If I didn’t think that Carry On Nurse was as amusing and maybe not as endearing as Carry On Sergeant, however, one can’t deny its ability at racy humour. Ouhh, there is some hot stuff in there! To give you an example:
Boxer Bernie Bishop is about to go to bed after having been put a bandage on his hand. Two nurses are taking care of him, helping him to put his pyjamas. Then comes the time to remove his boxing underwear.
Nurse (about to remove them): Now then.
Bishop (trying to stop her): Hey, what?! What! What!
Nurse: Surely you can’t sleep in those?
Bishop (a bit embarrassed): That’s quite alright. I can, er, take them off.
Nurse: With one hand?
Bishop: Yeah, yeah, I can manage, thank you. Would you ladies just turn your back, please?
[The two nurses look at each other with a look of complicity, and they remove the short together to his surprise.]
Bishop: Hey! What’s going on! [rushes in bed] You cant! What a sauce! Nurse, please! Ohh I’m cold!
Nurse: Well, what a fuss about such a little thing.
You know what I mean?
Poor guy! His smile of apologies soon becomes the face of a man who tries to keep his dignity.
Or when this nurse is putting lotion on him, and he evidently has difficulty to “concentrate”.
Well, of course, these films really need not be taken to the first degree. But I guess that’s what I liked about them. They were very risky for the time period in, which they were made which actually make these scenes even more noticeable. I mean, the same scene in a 2000s movie wouldn’t have had the same impact.
Carry On Sergeant was a financial success on its release, but Carry On Nurse was even more successful. (1) Not only it ranked #1 at the British box office in 1959 but was also the most successful film of the series. (2) The film was not only popular in England, but also in the United States where it was screened for three consecutive years after its original release. (3) The reviews were mixed (4), but then, what can you expect?
What especially marked people at the time was probably, most of all, the final scene that gave popularity to daffodils! But then, I’ll let you discover all that by yourself by watching the film!
Next one: Carry On Teacher! I took way too many screenshots of the actors’ priceless facial expressions. Prepare yourself.
See you soon!
Want to follow that series closely? Make sure to take a look at my other reviews!
(1) Sergio Angelini. “Carry On Nurse (1958).” BFI Screen Online, nd. http://www.screenonline.org.uk/film/id/466409/index.html. Accessed Oct. 2, 2019.
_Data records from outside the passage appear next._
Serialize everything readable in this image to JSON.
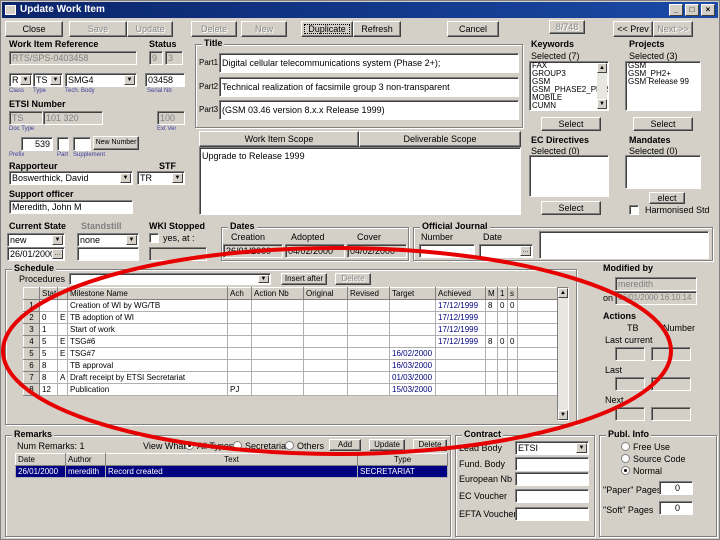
{
  "window": {
    "title": "Update Work Item"
  },
  "toolbar": {
    "close": "Close",
    "save": "Save",
    "update": "Update",
    "delete": "Delete",
    "new": "New",
    "duplicate": "Duplicate",
    "refresh": "Refresh",
    "cancel": "Cancel",
    "counter": "8/748",
    "prev": "<< Prev",
    "next": "Next >>"
  },
  "wi_ref": {
    "label": "Work Item Reference",
    "value": "RTS/SPS-0403458",
    "type": "R",
    "tech_body": "TS",
    "body": "SMG4",
    "serial": "03458",
    "sub_type": "Class",
    "type_lbl": "Type",
    "tech_lbl": "Tech. Body",
    "serial_lbl": "Serial Nb"
  },
  "status": {
    "label": "Status",
    "v1": "9",
    "v2": "3"
  },
  "etsi": {
    "label": "ETSI Number",
    "v1": "TS",
    "v2": "101 320",
    "v3": "100",
    "sub1": "Doc Type",
    "sub2": "Doc Nb",
    "sub3": "Part",
    "sub4": "Supplement",
    "sub5": "Ext Ver",
    "prefix": "Prefix",
    "nr": "539",
    "new_number": "New Number"
  },
  "title": {
    "label": "Title",
    "part1_lbl": "Part1",
    "part2_lbl": "Part2",
    "part3_lbl": "Part3",
    "part1": "Digital cellular telecommunications system (Phase 2+);",
    "part2": "Technical realization of facsimile group 3 non-transparent",
    "part3": "(GSM 03.46 version 8.x.x Release 1999)"
  },
  "scope": {
    "tab1": "Work Item Scope",
    "tab2": "Deliverable Scope",
    "text": "Upgrade to Release 1999"
  },
  "keywords": {
    "label": "Keywords",
    "selected": "Selected (7)",
    "items": [
      "FAX",
      "GROUP3",
      "GSM",
      "GSM_PHASE2_PLUS",
      "MOBILE",
      "CUMN"
    ],
    "select": "Select"
  },
  "projects": {
    "label": "Projects",
    "selected": "Selected (3)",
    "items": [
      "GSM",
      "GSM_PH2+",
      "GSM Release 99"
    ],
    "select": "Select"
  },
  "ec": {
    "label": "EC Directives",
    "selected": "Selected (0)",
    "select": "Select"
  },
  "mandates": {
    "label": "Mandates",
    "selected": "Selected (0)",
    "elect": "elect",
    "harmonised": "Harmonised Std"
  },
  "rapporteur": {
    "label": "Rapporteur",
    "value": "Boswerthick, David",
    "stf_label": "STF",
    "stf_value": "TR",
    "support_label": "Support officer",
    "support_value": "Meredith, John M"
  },
  "current_state": {
    "label": "Current State",
    "value": "new",
    "date": "26/01/2000",
    "standstill_label": "Standstill",
    "standstill_value": "none",
    "wki_label": "WKI Stopped",
    "wki_yes": "yes, at :"
  },
  "dates": {
    "label": "Dates",
    "creation_lbl": "Creation",
    "adopted_lbl": "Adopted",
    "cover_lbl": "Cover",
    "creation": "26/01/2000",
    "adopted": "04/02/2000",
    "cover": "04/02/2000"
  },
  "oj": {
    "label": "Official Journal",
    "number_lbl": "Number",
    "date_lbl": "Date"
  },
  "schedule": {
    "label": "Schedule",
    "procedures_lbl": "Procedures",
    "insert_after": "Insert after",
    "delete": "Delete",
    "headers": [
      "Stat",
      "Milestone Name",
      "Ach",
      "Action Nb",
      "Original",
      "Revised",
      "Target",
      "Achieved",
      "M",
      "1",
      "s"
    ],
    "rows": [
      {
        "rh": "1",
        "stat": "",
        "flag": "",
        "name": "Creation of WI by WG/TB",
        "ach": "",
        "action": "",
        "orig": "",
        "rev": "",
        "target": "",
        "achieved": "17/12/1999",
        "m": "8",
        "n1": "0",
        "s": "0"
      },
      {
        "rh": "2",
        "stat": "0",
        "flag": "E",
        "name": "TB adoption of WI",
        "ach": "",
        "action": "",
        "orig": "",
        "rev": "",
        "target": "",
        "achieved": "17/12/1999",
        "m": "",
        "n1": "",
        "s": ""
      },
      {
        "rh": "3",
        "stat": "1",
        "flag": "",
        "name": "Start of work",
        "ach": "",
        "action": "",
        "orig": "",
        "rev": "",
        "target": "",
        "achieved": "17/12/1999",
        "m": "",
        "n1": "",
        "s": ""
      },
      {
        "rh": "4",
        "stat": "5",
        "flag": "E",
        "name": "TSG#6",
        "ach": "",
        "action": "",
        "orig": "",
        "rev": "",
        "target": "",
        "achieved": "17/12/1999",
        "m": "8",
        "n1": "0",
        "s": "0"
      },
      {
        "rh": "5",
        "stat": "5",
        "flag": "E",
        "name": "TSG#7",
        "ach": "",
        "action": "",
        "orig": "",
        "rev": "",
        "target": "16/02/2000",
        "achieved": "",
        "m": "",
        "n1": "",
        "s": ""
      },
      {
        "rh": "6",
        "stat": "8",
        "flag": "",
        "name": "TB approval",
        "ach": "",
        "action": "",
        "orig": "",
        "rev": "",
        "target": "16/03/2000",
        "achieved": "",
        "m": "",
        "n1": "",
        "s": ""
      },
      {
        "rh": "7",
        "stat": "8",
        "flag": "A",
        "name": "Draft receipt by ETSI Secretariat",
        "ach": "",
        "action": "",
        "orig": "",
        "rev": "",
        "target": "01/03/2000",
        "achieved": "",
        "m": "",
        "n1": "",
        "s": ""
      },
      {
        "rh": "8",
        "stat": "12",
        "flag": "",
        "name": "Publication",
        "ach": "PJ",
        "action": "",
        "orig": "",
        "rev": "",
        "target": "15/03/2000",
        "achieved": "",
        "m": "",
        "n1": "",
        "s": ""
      }
    ]
  },
  "modified": {
    "label": "Modified by",
    "user": "meredith",
    "on_lbl": "on",
    "on": "26/01/2000 16:10:14"
  },
  "actions": {
    "label": "Actions",
    "tb": "TB",
    "number": "Number",
    "last_current": "Last current",
    "last": "Last",
    "next": "Next"
  },
  "remarks": {
    "label": "Remarks",
    "count": "Num Remarks: 1",
    "view_what": "View What:",
    "all_types": "All Types",
    "secretariat": "Secretariat",
    "others": "Others",
    "add": "Add",
    "update": "Update",
    "delete": "Delete",
    "headers": [
      "Date",
      "Author",
      "Text",
      "Type"
    ],
    "row": {
      "date": "26/01/2000",
      "author": "meredith",
      "text": "Record created",
      "type": "SECRETARIAT"
    }
  },
  "contract": {
    "label": "Contract",
    "lead_body": "Lead Body",
    "lead_value": "ETSI",
    "fund_body": "Fund. Body",
    "european_nb": "European Nb",
    "ec_voucher": "EC Voucher",
    "efta_voucher": "EFTA Voucher"
  },
  "publ": {
    "label": "Publ. Info",
    "free_use": "Free Use",
    "source_code": "Source Code",
    "normal": "Normal",
    "paper_pages": "\"Paper\" Pages",
    "soft_pages": "\"Soft\" Pages",
    "paper_val": "0",
    "soft_val": "0"
  },
  "colors": {
    "highlight": "#e60000",
    "title_bar": "#0a246a",
    "selection": "#000080"
  }
}
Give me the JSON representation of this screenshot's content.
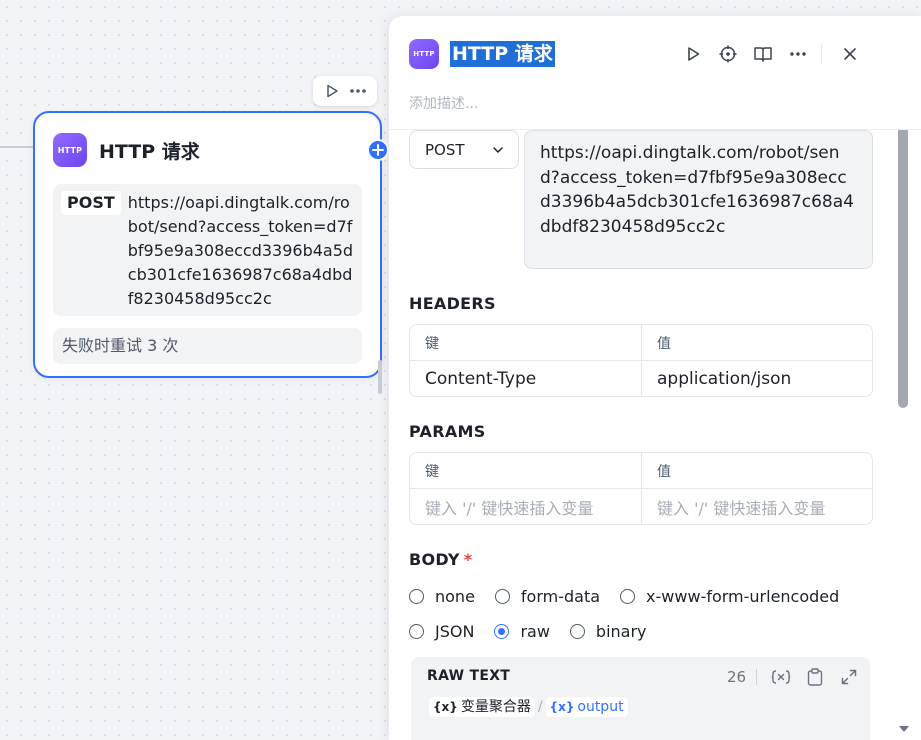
{
  "node": {
    "icon_text": "HTTP",
    "title": "HTTP 请求",
    "method": "POST",
    "url": "https://oapi.dingtalk.com/robot/send?access_token=d7fbf95e9a308eccd3396b4a5dcb301cfe1636987c68a4dbdf8230458d95cc2c",
    "retry": "失败时重试 3 次"
  },
  "panel": {
    "icon_text": "HTTP",
    "title": "HTTP 请求",
    "description_placeholder": "添加描述...",
    "method": "POST",
    "url": "https://oapi.dingtalk.com/robot/send?access_token=d7fbf95e9a308eccd3396b4a5dcb301cfe1636987c68a4dbdf8230458d95cc2c",
    "headers": {
      "label": "HEADERS",
      "col_key": "键",
      "col_value": "值",
      "row": {
        "key": "Content-Type",
        "value": "application/json"
      }
    },
    "params": {
      "label": "PARAMS",
      "col_key": "键",
      "col_value": "值",
      "key_placeholder": "键入 '/' 键快速插入变量",
      "value_placeholder": "键入 '/' 键快速插入变量"
    },
    "body": {
      "label": "BODY",
      "required_mark": "*",
      "options_row1": [
        "none",
        "form-data",
        "x-www-form-urlencoded"
      ],
      "options_row2": [
        "JSON",
        "raw",
        "binary"
      ],
      "selected": "raw",
      "raw": {
        "title": "RAW TEXT",
        "count": "26",
        "var_node": "变量聚合器",
        "var_separator": "/",
        "var_output": "output",
        "brace_glyph": "{x}"
      }
    }
  },
  "colors": {
    "accent": "#3370ff",
    "http_icon": "#7b55f5",
    "required": "#f53f3f"
  }
}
(2) “Carry On Nurse: Trivia.” IMDB, nd. https://www.imdb.com/title/tt0051452/trivia?ref_=tt_trv_trv. Accessed Oct. 2, 2019.
(3) “Carry On Nurse.” Wikipedia, 27 September, 2019. https://en.wikipedia.org/wiki/Carry_On_Nurse. Accessed Oct 2, 2019